Objectives. We assessed the detection of mental illness in an adult population of substance abuse patients and the rate of referral for mental health treatment. Methods. We obtained combined administrative records from 1994 to 1997 provided by the New Jersey substance abuse and mental health systems and estimated detection and referral rates of patients with co-occurring disorders (n = 47 379). Mental illness was considered detected if a diagnosis was in the record and considered undetected if a diagnosis was not in the record but the patient was seen in both treatment systems within the same 12-month period. Predictors of detection and referral were identified. Results. The detection rate of co-occurring mental illness was 21.9% (n = 10 364); 57.9% (n = 6001) of these individuals were referred for mental health treatment. Methadone maintenance clinics had the lowest detection rate but the highest referral rate. Male, Hispanic, and African American patients, as well as those who used heroin or were in the criminal justice system, had a higher risk of mental illness not being detected. Once detected, African American patients, heroin users, and patients in the criminal justice system were less likely to be referred for treatment. Conclusions. There is a need to improve the detection of mental illness among substance abuse patients and to provide integrated treatment.

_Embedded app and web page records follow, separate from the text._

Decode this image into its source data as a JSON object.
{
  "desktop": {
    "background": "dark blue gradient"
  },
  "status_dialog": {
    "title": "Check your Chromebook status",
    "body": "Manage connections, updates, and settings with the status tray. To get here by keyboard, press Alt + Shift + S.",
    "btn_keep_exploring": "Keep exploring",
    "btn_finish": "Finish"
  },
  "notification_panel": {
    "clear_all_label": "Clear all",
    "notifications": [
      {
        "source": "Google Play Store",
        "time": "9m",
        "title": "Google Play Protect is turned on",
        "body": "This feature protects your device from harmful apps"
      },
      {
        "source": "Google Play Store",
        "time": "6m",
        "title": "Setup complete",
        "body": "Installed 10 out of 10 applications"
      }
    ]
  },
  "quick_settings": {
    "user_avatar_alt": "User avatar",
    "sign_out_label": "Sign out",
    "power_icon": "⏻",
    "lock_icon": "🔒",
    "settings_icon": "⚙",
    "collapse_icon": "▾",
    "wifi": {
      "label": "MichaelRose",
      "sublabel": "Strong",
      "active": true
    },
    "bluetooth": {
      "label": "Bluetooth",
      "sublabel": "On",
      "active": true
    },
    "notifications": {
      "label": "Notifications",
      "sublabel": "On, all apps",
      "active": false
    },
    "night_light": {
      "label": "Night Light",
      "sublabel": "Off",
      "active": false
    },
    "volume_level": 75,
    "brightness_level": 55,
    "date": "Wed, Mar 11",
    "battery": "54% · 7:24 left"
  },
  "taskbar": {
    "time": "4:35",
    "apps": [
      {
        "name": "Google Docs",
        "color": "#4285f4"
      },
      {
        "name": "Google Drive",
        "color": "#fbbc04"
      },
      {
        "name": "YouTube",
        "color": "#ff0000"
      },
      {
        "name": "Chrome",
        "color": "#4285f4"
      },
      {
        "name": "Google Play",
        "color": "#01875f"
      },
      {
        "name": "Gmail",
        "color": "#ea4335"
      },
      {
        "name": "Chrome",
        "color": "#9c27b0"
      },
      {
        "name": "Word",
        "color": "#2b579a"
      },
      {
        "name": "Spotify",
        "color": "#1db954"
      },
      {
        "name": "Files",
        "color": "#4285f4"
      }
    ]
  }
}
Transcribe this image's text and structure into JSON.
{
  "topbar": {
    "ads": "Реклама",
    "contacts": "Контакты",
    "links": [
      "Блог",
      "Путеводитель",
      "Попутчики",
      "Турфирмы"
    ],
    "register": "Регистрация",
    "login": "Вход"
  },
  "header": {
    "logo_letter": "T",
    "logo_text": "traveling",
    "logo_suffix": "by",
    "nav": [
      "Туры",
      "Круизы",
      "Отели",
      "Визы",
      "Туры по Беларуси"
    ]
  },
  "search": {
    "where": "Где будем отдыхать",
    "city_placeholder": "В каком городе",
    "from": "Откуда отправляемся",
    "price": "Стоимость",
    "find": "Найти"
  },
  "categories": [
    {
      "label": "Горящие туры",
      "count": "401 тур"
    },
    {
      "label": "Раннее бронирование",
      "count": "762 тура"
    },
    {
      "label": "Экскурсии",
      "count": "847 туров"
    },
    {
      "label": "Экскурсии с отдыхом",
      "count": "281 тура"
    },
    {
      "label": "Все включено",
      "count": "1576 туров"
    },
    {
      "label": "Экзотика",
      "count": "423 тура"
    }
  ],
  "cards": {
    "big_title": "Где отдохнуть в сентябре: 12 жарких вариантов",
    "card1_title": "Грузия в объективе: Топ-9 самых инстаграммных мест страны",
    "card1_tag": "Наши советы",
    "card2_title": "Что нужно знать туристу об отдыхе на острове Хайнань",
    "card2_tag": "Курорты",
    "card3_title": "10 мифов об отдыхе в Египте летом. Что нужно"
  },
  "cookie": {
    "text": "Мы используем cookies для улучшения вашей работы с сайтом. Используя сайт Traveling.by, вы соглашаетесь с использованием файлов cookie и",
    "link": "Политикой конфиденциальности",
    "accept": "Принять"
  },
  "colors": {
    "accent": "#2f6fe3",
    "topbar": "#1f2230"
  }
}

All Science Journal Classification (ASJC) codes
- Public Health, Environmental and Occupational Health